Prompt -
Copy each line of the records that includes "Datagrams".
(Input data)
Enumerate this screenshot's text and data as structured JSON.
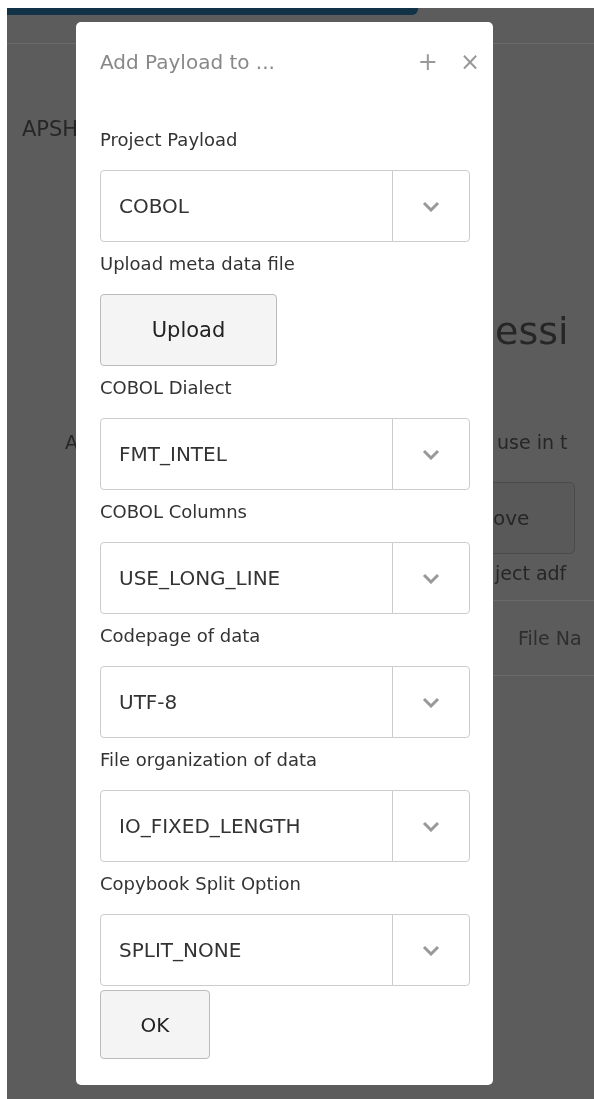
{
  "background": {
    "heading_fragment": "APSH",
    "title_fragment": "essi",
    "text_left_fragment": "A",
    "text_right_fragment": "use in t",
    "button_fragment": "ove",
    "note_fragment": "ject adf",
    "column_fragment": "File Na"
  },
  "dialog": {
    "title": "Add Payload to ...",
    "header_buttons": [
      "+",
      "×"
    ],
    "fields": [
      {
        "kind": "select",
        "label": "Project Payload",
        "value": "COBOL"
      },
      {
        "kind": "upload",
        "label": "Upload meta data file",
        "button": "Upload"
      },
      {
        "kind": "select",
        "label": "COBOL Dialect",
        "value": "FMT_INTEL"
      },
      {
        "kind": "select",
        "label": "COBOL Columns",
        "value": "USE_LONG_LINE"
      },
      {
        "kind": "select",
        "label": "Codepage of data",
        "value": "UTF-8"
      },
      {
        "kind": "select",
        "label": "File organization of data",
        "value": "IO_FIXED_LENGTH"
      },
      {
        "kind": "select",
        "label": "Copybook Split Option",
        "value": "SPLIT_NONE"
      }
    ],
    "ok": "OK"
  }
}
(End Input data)
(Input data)
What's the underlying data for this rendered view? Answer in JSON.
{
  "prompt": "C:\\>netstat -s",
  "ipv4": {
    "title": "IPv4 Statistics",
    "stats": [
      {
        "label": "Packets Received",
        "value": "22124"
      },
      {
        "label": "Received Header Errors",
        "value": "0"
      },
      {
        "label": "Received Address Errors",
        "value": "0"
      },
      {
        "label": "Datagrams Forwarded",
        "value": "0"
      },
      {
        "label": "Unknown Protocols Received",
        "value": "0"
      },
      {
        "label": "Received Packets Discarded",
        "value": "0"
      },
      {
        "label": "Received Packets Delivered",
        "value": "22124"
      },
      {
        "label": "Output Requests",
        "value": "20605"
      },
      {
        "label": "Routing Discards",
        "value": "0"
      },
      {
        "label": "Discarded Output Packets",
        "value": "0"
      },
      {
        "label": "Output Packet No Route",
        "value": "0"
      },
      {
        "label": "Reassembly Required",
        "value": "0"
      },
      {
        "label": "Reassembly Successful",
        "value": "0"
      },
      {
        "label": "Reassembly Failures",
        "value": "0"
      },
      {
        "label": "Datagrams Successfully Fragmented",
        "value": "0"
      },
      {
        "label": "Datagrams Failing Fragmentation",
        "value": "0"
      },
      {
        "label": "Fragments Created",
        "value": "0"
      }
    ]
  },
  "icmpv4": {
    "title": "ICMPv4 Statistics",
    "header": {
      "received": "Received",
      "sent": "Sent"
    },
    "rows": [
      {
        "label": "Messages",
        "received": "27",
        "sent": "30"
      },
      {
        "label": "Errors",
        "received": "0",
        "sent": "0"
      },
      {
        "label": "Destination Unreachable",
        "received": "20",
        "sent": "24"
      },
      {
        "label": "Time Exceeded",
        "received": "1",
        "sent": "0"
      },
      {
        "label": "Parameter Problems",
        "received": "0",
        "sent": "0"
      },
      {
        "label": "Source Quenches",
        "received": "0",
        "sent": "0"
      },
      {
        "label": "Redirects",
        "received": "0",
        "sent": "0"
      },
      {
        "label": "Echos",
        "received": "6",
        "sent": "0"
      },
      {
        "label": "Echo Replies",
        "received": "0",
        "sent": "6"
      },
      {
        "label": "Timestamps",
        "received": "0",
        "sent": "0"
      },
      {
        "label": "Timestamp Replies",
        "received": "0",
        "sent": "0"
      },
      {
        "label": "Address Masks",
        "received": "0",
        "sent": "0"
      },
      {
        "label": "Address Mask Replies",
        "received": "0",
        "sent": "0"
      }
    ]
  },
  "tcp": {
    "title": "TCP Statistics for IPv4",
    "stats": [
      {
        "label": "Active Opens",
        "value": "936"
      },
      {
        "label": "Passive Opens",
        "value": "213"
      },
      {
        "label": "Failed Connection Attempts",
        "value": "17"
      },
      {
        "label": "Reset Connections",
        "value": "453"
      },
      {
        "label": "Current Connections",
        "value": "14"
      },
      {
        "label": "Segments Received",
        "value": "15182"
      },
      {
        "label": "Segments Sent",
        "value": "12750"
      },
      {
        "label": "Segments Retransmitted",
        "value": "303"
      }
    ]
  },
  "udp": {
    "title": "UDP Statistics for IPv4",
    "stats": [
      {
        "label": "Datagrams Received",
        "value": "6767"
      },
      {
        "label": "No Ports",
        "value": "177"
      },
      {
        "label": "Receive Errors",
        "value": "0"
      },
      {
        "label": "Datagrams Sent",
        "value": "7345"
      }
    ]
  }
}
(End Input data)
Output -
        "label": "Datagrams Forwarded",
        "label": "Datagrams Successfully Fragmented",
        "label": "Datagrams Failing Fragmentation",
        "label": "Datagrams Received",
        "label": "Datagrams Sent",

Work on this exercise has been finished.